Enough of Thought, Philosopher;
Too long hast thou been dreaming
Unlightened, in this chamber drear –
While summer’s sun is beaming –
Space-sweeping soul, what sad refrain
Concludes thy musings once again?
– Emily Brontë (1818-1848), ‘The Philosopher’
...One of the questions we consider in class is why there have been so few female philosophers until fairly recent times. We first read Plato’s arguments in The Republicas to why there cannot be a truly just society until all citizens, both male and female, are given equal opportunity to excel; then we study Aristotle’s rejoinder that such a policy would be folly, since women are by nature inferior to men, intellectually and physically. This point is reiterated later in the course by selections from the writings of Arthur Schopenhauer, a vociferous misogynist, who argued that women were really just big children, unable to understand abstract thought. (Ironically, his mother was one of the first female novelists to publish under her own name. Understandably, she did not get along very well with her son.) To balance these arguments for women’s inherent inferiority, I then have the class read several poems by Emily Brontë, including ‘The Old Stoic’ (below), ‘I See Around Me Tombstones Grey’, and the above-quoted ‘The Philosopher’...

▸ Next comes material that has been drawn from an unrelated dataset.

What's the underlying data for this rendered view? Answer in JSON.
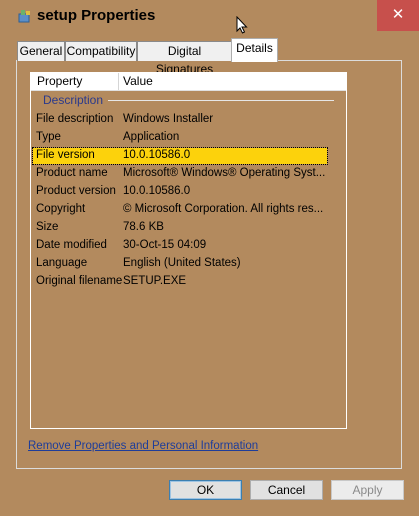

The American philosopher John Dewey once remarked that when women philosophers became prominent, the very notion of what constitutes philosophical inquiry would be greatly expanded. By insisting on their right to be heard, and by demonstrating their keen powers of observation, the Brontë sisters have had a powerful and enduring impact on the history of thought...
The Old Stoic, by Emily Brontë (1818-1848)
Riches I hold in light esteem,Emily Brontë – Philosopher, by Tim Madigan
And Love I laugh to scorn;
And lust of fame was but a dream
That vanish’d with the morn:
And, if I pray, the only prayer
That moves my lips for me
Is, “Leave the heart that now I bear,
And give me liberty!”
Yea, as my swift days near their goal,
‘Tis all that I implore:
In life and death a chainless soul,
With courage to endure.